I'm sure I'm not the first to email about your promise to block Internet pornography and violent content at the ISP level. News of this announcement was posted on a technical-community website today named Slashdot.org, read by tens of thousands of IT workers a day. I've provided a link to the Slashdot discussion at the end of this email.
A few common themes emerged from the comments posted. The first is the technical impossibility of blocking Internet traffic that is practically unrecognisable from other net traffic; the content you're trying to block cannot be "sniffed" by either word filtering or image detection, and blocking specific URLs is a short-term solution that will take content providers ten minutes to work around. These problems have plagued every filtering system introduced, even the harshest, the Chinese firewall that blocks such words as "democracy" and "free speech" from its citizens.

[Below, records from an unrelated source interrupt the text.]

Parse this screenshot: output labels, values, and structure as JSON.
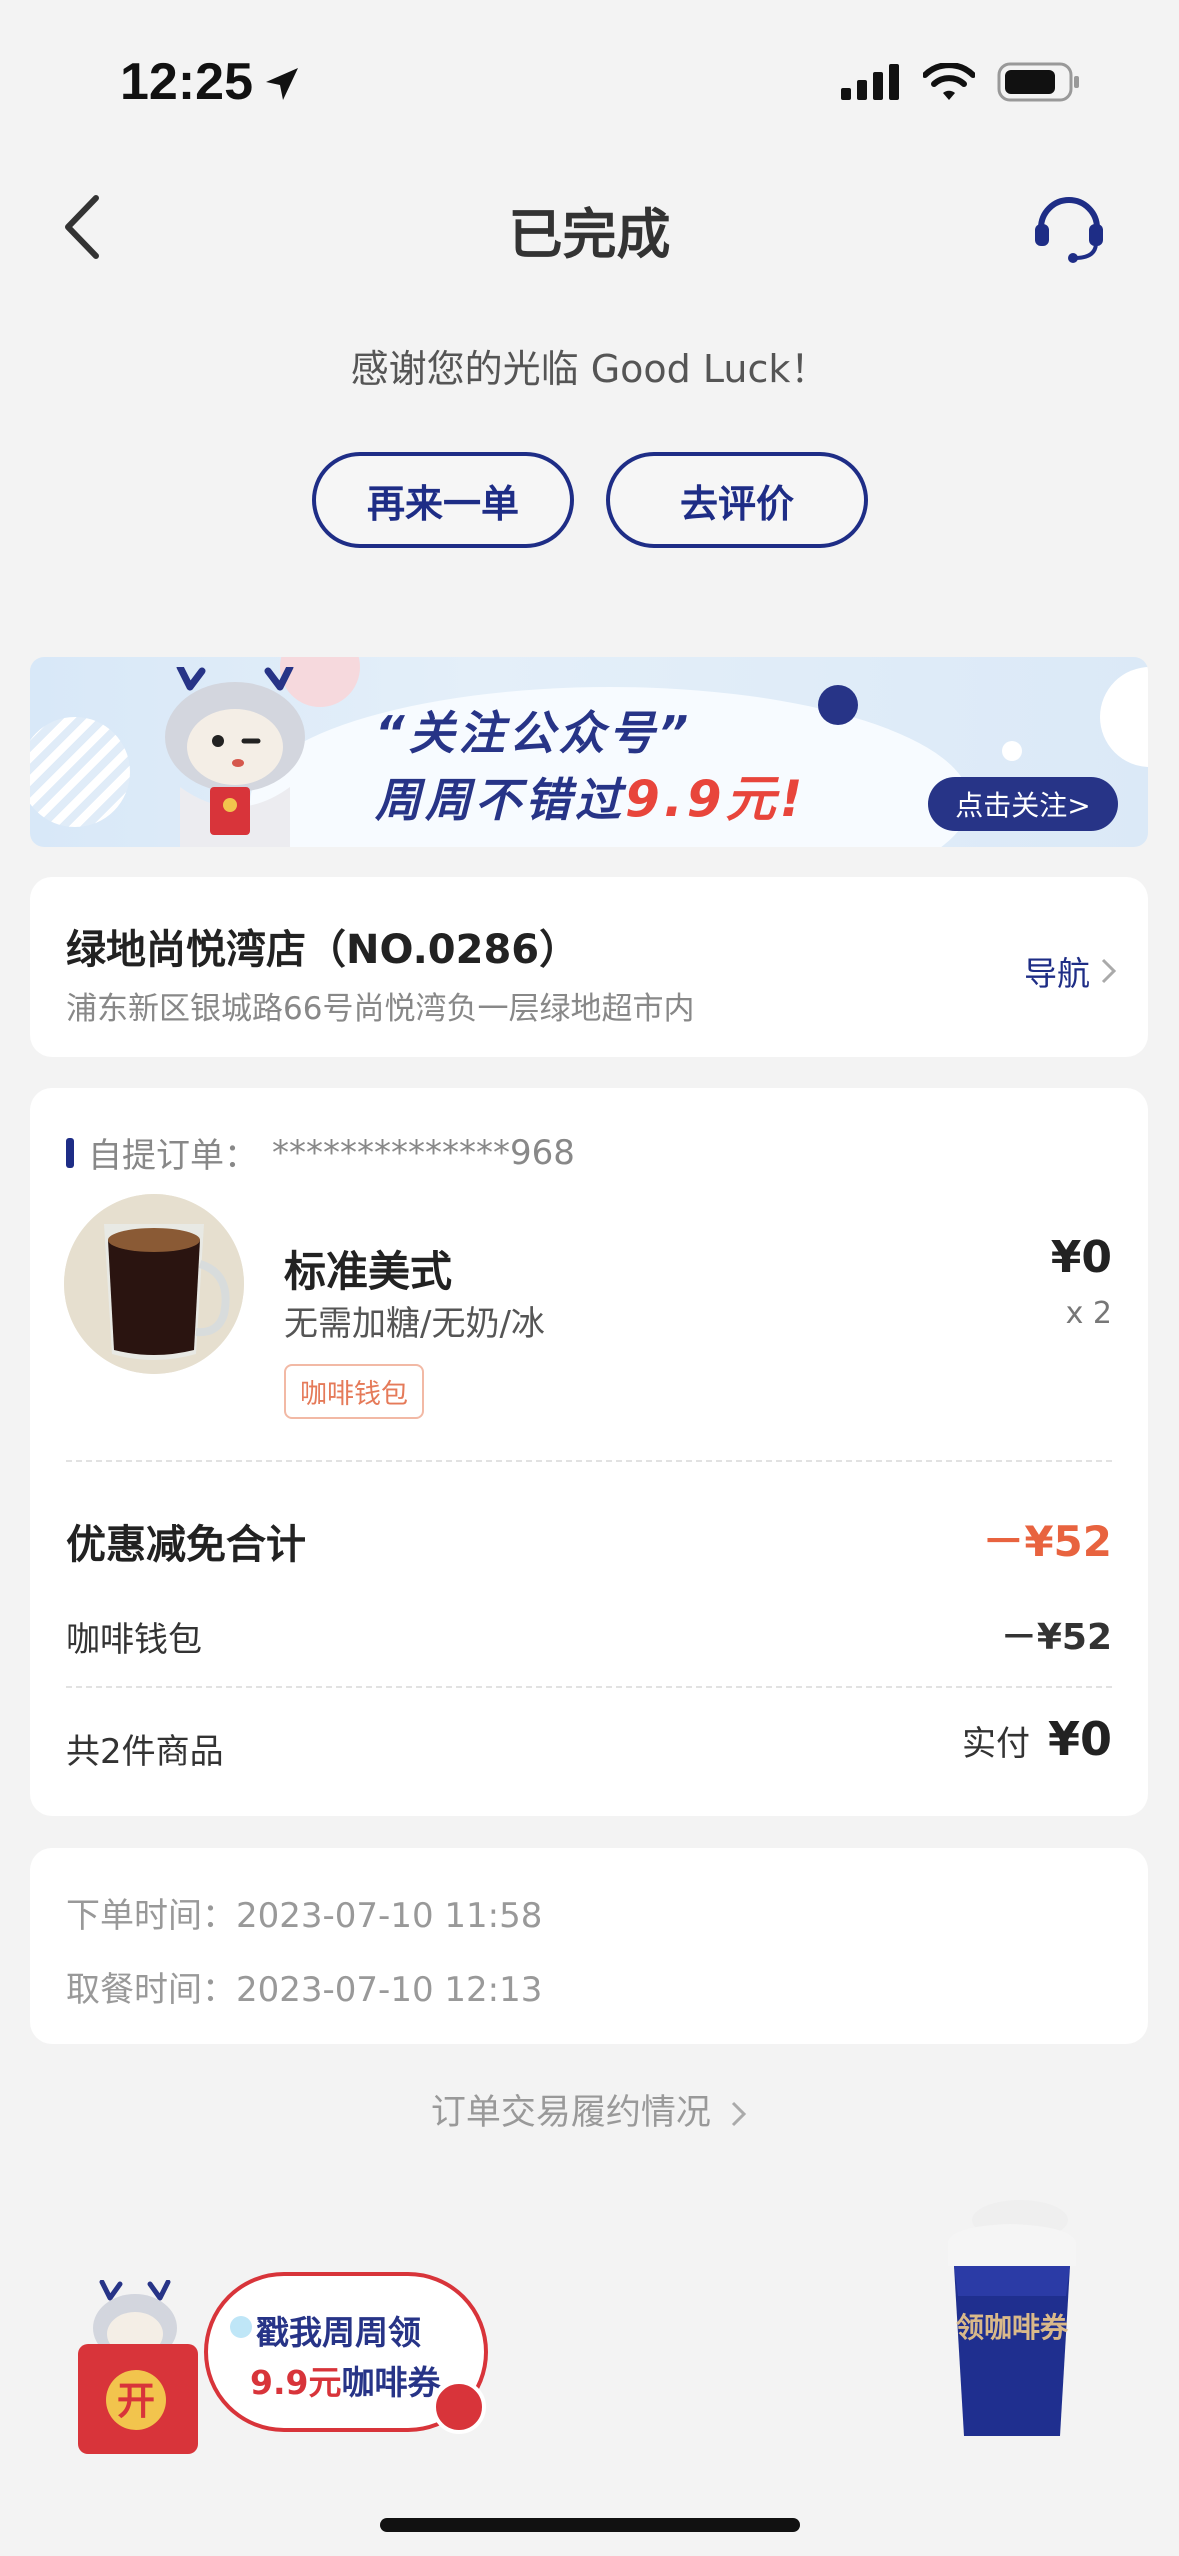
{
  "status_bar": {
    "time": "12:25"
  },
  "header": {
    "title": "已完成"
  },
  "thanks_text": "感谢您的光临 Good Luck！",
  "actions": {
    "reorder": "再来一单",
    "review": "去评价"
  },
  "banner": {
    "line1": "“关注公众号”",
    "line2_prefix": "周周不错过",
    "line2_highlight": "9.9元!",
    "follow_button": "点击关注>"
  },
  "store": {
    "name": "绿地尚悦湾店（NO.0286）",
    "address": "浦东新区银城路66号尚悦湾负一层绿地超市内",
    "nav_label": "导航"
  },
  "order": {
    "label": "自提订单：",
    "number": "**************968",
    "item": {
      "name": "标准美式",
      "spec": "无需加糖/无奶/冰",
      "tag": "咖啡钱包",
      "price": "¥0",
      "qty": "x 2"
    },
    "discount_title": "优惠减免合计",
    "discount_value": "－¥52",
    "wallet_title": "咖啡钱包",
    "wallet_value": "－¥52",
    "total_count": "共2件商品",
    "paid_label": "实付",
    "paid_value": "¥0"
  },
  "times": {
    "order_label": "下单时间：",
    "order_value": "2023-07-10 11:58",
    "pickup_label": "取餐时间：",
    "pickup_value": "2023-07-10 12:13"
  },
  "performance_link": "订单交易履约情况",
  "promo_left": {
    "line1": "戳我周周领",
    "line2_highlight": "9.9元",
    "line2_rest": "咖啡券",
    "envelope_char": "开"
  },
  "promo_right": {
    "cup_text": "领咖啡券"
  },
  "colors": {
    "brand_blue": "#1e2d86",
    "discount_orange": "#e8633f",
    "tag_orange": "#e57a59"
  }
}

The second (and much worse) issue is that this system will involve creating a list of names and details about people who want access to pornographic and violent content. Can you imagine the immediate response to the Government having a list like that? Even worse, a reactionary group such as the current Liberal Party having access to those names? With home Internet usage (particularly broadband) soaring, you're not just making a list of people who access this content though the net, you're making a list of people who access it altogether. With details of names, addresses, phone numbers and requested sites, you're on the path to providing the Ruling Party with a highly-detailed demographic study that could be used for profiling. Would it really shock you if the current Liberal Party were to use these results about violent content, cross-referenced with a racial demographic map, to justify a pre-emptive curfew or lockdown on particular suburbs?
The third and most chilling effect is on free speech. While the virtues of pornography and violent content are hard to expound upon, you're introducing the first real step towards media censorship with a tagline of 'saving the children', which is demagoguery of the purest form. The children need saving from a lot more than pornography and violence -- you'd be best off saving them first from the kind of parents who are too apathetic or distracted to monitor their children's activities. Parental responsibility and an educational campaign about the Internet is what you should be advocating, not a band-aid solution that will be worked around and that infringes on our privacy.

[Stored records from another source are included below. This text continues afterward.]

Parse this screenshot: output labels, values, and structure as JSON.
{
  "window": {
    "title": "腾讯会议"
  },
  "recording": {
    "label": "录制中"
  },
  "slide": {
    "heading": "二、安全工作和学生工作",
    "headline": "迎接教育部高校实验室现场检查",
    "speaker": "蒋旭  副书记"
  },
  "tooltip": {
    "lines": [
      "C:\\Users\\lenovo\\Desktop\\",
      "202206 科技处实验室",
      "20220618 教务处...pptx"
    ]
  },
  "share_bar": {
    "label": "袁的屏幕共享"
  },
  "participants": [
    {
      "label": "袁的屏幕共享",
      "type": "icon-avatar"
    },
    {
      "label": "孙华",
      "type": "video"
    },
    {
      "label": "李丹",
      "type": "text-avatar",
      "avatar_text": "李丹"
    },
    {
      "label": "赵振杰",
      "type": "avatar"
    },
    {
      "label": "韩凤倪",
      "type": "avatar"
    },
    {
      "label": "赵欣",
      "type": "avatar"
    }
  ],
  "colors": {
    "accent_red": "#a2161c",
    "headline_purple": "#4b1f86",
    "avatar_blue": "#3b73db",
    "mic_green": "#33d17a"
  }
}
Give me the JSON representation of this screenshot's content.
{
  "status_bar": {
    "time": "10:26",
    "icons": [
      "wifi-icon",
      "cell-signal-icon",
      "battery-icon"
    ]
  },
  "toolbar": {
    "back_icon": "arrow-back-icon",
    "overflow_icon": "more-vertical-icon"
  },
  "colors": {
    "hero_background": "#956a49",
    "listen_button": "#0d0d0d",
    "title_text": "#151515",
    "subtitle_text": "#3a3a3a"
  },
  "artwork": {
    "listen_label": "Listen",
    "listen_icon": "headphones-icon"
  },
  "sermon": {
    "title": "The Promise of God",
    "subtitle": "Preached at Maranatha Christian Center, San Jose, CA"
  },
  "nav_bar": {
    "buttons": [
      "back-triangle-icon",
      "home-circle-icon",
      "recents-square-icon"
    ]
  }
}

Political activists will ask, "Who decides what is censored?", and "How does artistic or political taste factor into that decision?" Should war footage be censored if considered violent? So begins the leap into incidental political censorship. How long before it's more than incidental? And now you've got a Government with a list of people who attentively watch censored war footage.

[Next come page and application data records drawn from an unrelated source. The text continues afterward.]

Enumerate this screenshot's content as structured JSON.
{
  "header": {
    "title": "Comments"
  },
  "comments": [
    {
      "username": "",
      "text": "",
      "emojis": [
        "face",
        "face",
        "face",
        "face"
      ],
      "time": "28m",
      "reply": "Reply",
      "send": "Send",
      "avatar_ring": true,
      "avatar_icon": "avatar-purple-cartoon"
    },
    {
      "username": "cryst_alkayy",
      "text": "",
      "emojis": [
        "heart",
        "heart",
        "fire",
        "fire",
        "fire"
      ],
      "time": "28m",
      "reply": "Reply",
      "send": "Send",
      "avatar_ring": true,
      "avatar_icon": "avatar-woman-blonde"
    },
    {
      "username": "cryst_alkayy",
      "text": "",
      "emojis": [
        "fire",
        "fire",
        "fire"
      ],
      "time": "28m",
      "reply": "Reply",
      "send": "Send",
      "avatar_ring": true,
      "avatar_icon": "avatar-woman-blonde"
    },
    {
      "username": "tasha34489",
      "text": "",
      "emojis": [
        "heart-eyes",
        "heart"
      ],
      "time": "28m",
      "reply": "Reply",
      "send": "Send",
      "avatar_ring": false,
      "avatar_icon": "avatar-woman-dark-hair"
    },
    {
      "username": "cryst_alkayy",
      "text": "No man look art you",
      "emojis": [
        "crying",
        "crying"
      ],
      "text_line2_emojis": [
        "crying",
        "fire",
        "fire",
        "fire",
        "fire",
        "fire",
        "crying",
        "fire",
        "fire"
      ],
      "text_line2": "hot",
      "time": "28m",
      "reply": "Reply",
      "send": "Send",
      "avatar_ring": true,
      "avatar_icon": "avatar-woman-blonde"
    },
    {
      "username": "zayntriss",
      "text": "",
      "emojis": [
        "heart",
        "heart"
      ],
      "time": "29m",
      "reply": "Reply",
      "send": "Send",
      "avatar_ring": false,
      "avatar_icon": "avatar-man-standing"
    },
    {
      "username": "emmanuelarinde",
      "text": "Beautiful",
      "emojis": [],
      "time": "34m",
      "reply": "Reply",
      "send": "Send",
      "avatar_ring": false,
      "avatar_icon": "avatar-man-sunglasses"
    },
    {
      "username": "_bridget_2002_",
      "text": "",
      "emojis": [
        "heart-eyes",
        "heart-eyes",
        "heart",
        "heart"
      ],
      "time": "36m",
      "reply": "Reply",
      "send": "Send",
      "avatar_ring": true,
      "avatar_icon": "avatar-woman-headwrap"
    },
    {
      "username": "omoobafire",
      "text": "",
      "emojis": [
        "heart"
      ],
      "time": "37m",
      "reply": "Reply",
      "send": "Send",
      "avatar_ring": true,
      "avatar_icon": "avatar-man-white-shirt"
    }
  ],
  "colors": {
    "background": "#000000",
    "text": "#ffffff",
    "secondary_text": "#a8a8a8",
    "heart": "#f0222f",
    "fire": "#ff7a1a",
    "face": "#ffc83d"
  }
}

Mr Beazley, this is one of the most confounding and technically illiterate election promises I have ever seen. The feasibility of this proposal is utterly zero, first on technical constraints, then on privacy and free-speech implications. You've been in politics for over 26 years now and I don't doubt your ability to see the implications of such a proposal, so I can only conclude that this is total, utter demagoguery aimed at technically impaired and apathetic parents. Please be aware that anyone with even slight technical or political foresight will be alienated immediately.
Thanks for your time.
Slashdot commentary on the proposal: